A Government-commissioned survey of 1,800 parents found 67% felt there should not be a complete ban on smacking children. This finding - tempered by the views of 64 children, most of whom thought corporal punishment had no place in modern childhood - prompted the Government to abandon a proposed smacking ban last October.
Why, then, does the Assembly Government want to ban smacking in Wales? The Assembly voted in favour of supporting a smacking ban in January 2004 by 41 votes to nine. But it is not in One Wales, nor is it in the manifestos put forward by Labour and Plaid Cymru in May. Does the Assembly know that Welsh parents hold a different opinion from that surveyed by the UK Government? Or does it have information which disproves the UK Government's assertion that the current law is working?

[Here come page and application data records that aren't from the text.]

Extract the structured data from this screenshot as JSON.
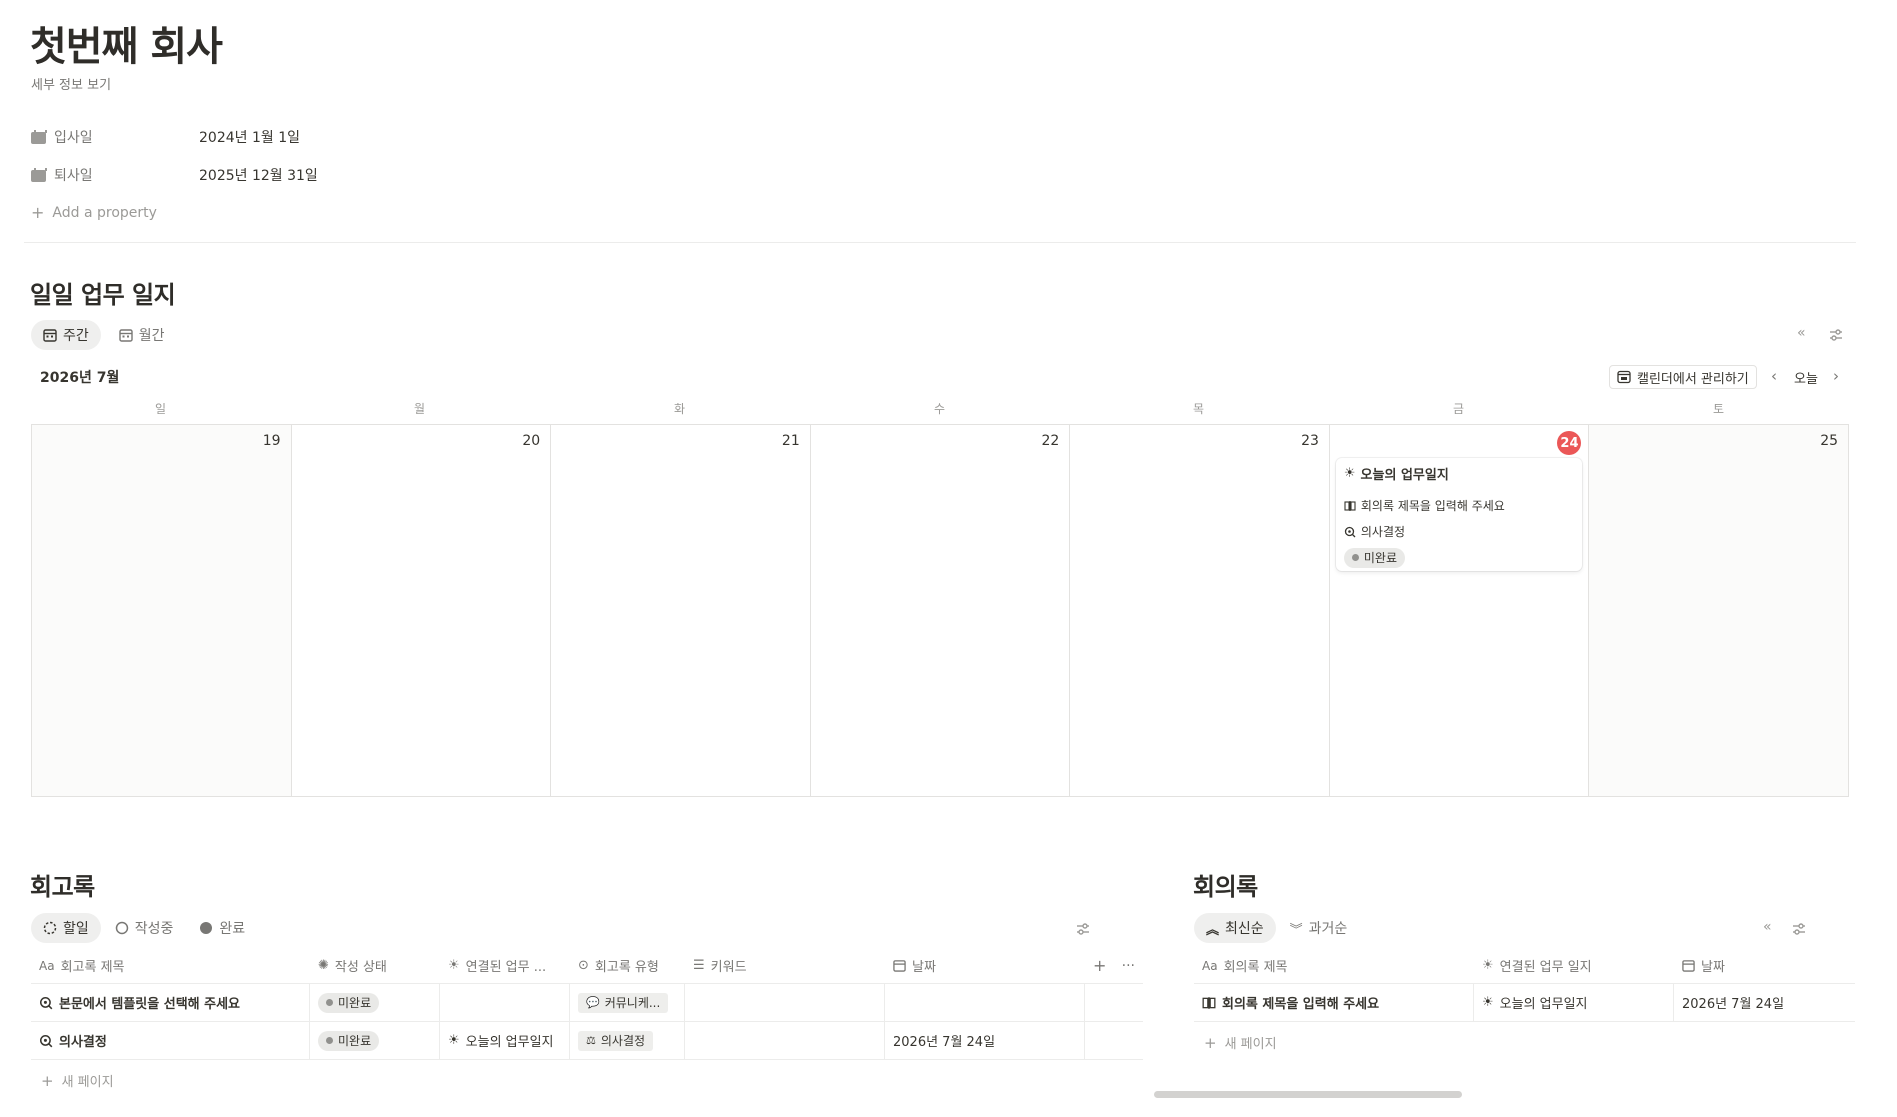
{
  "page": {
    "title": "첫번째 회사",
    "subtitle": "세부 정보 보기"
  },
  "properties": [
    {
      "label": "입사일",
      "value": "2024년 1월 1일"
    },
    {
      "label": "퇴사일",
      "value": "2025년 12월 31일"
    }
  ],
  "add_property": "Add a property",
  "daily_log": {
    "heading": "일일 업무 일지",
    "tabs": [
      "주간",
      "월간"
    ],
    "month": "2026년 7월",
    "manage_btn": "캘린더에서 관리하기",
    "today_btn": "오늘",
    "weekdays": [
      "일",
      "월",
      "화",
      "수",
      "목",
      "금",
      "토"
    ],
    "days": [
      "19",
      "20",
      "21",
      "22",
      "23",
      "24",
      "25"
    ],
    "event": {
      "title": "오늘의 업무일지",
      "meeting": "회의록 제목을 입력해 주세요",
      "retro": "의사결정",
      "status": "미완료"
    }
  },
  "retro": {
    "heading": "회고록",
    "tabs": [
      "할일",
      "작성중",
      "완료"
    ],
    "columns": [
      "회고록 제목",
      "작성 상태",
      "연결된 업무 ...",
      "회고록 유형",
      "키워드",
      "날짜"
    ],
    "rows": [
      {
        "title": "본문에서 템플릿을 선택해 주세요",
        "status": "미완료",
        "linked": "",
        "type": "커뮤니케...",
        "keyword": "",
        "date": ""
      },
      {
        "title": "의사결정",
        "status": "미완료",
        "linked": "오늘의 업무일지",
        "type": "의사결정",
        "keyword": "",
        "date": "2026년 7월 24일"
      }
    ],
    "new_page": "새 페이지"
  },
  "minutes": {
    "heading": "회의록",
    "tabs": [
      "최신순",
      "과거순"
    ],
    "columns": [
      "회의록 제목",
      "연결된 업무 일지",
      "날짜"
    ],
    "rows": [
      {
        "title": "회의록 제목을 입력해 주세요",
        "linked": "오늘의 업무일지",
        "date": "2026년 7월 24일"
      }
    ],
    "new_page": "새 페이지"
  },
  "colors": {
    "today_badge": "#eb5757",
    "text": "#37352f",
    "muted": "#787774"
  }
}
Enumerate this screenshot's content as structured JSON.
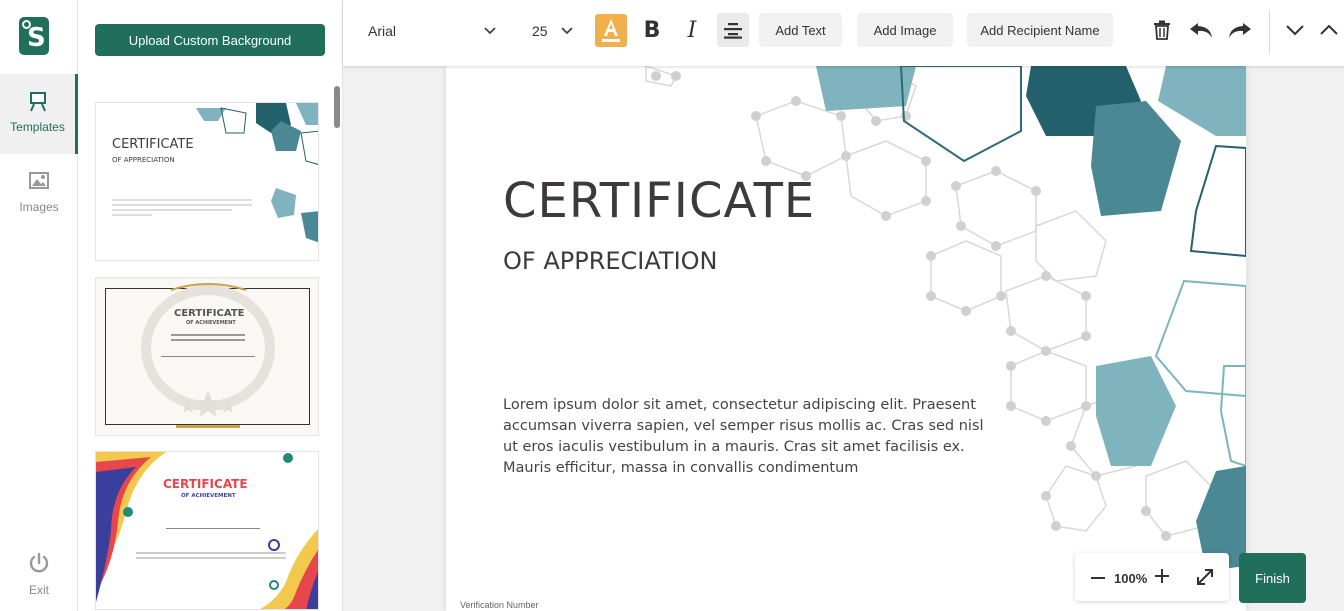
{
  "nav": {
    "items": [
      {
        "label": "Templates",
        "icon": "easel-icon",
        "active": true
      },
      {
        "label": "Images",
        "icon": "image-icon",
        "active": false
      }
    ],
    "exit_label": "Exit"
  },
  "panel": {
    "upload_label": "Upload Custom Background",
    "templates": [
      {
        "title": "CERTIFICATE",
        "subtitle": "OF APPRECIATION"
      },
      {
        "title": "CERTIFICATE",
        "subtitle": "OF ACHIEVEMENT"
      },
      {
        "title": "CERTIFICATE",
        "subtitle": "OF ACHIEVEMENT"
      }
    ]
  },
  "toolbar": {
    "font": "Arial",
    "font_size": "25",
    "add_text": "Add Text",
    "add_image": "Add Image",
    "add_recipient": "Add Recipient Name"
  },
  "certificate": {
    "title": "CERTIFICATE",
    "subtitle": "OF APPRECIATION",
    "body": "Lorem ipsum dolor sit amet, consectetur adipiscing elit. Praesent accumsan viverra sapien, vel semper risus mollis ac. Cras sed nisl ut eros iaculis vestibulum in a mauris. Cras sit amet facilisis ex. Mauris efficitur, massa in convallis condimentum",
    "verification": "Verification Number"
  },
  "zoom": {
    "level": "100%"
  },
  "finish_label": "Finish",
  "colors": {
    "brand": "#1f6f5a",
    "highlight": "#f1b04c",
    "teal_dark": "#245f6c",
    "teal_light": "#7fb3bd"
  }
}
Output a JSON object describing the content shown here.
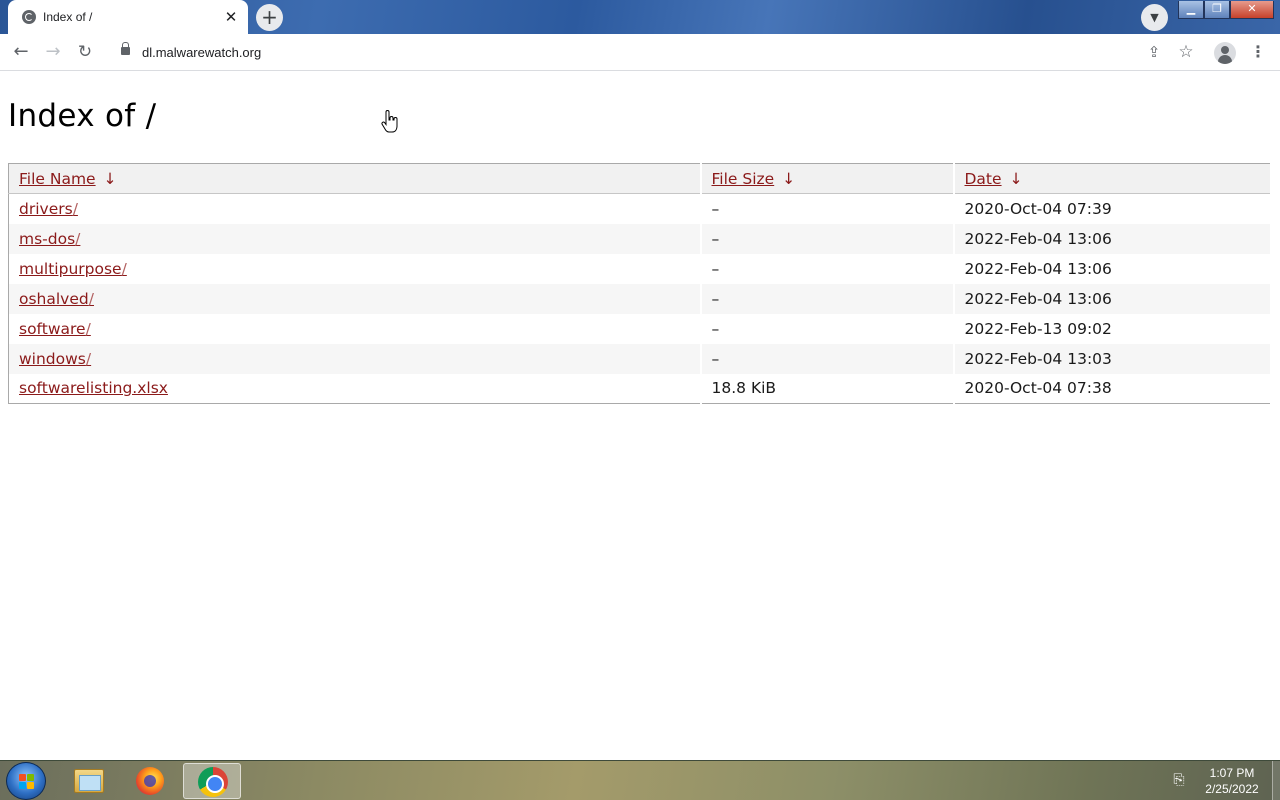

Or has this idea been chosen as a means to test the boundaries of the current law-making procedure and probe the limits of the maligned LCO system? Neither Whitehall nor Cathays Park know exactly how this new system will work. It will take some prodding by the Assembly Government to discover what exactly it can get from an LCO. If, in the process, ministers have to back down from introducing a smacking ban - something that was never their original intention - then so be it. Who knows, the impression of an overmighty London machine frustrating the will of the Assembly might hasten the arrival of the referendum on primary powers.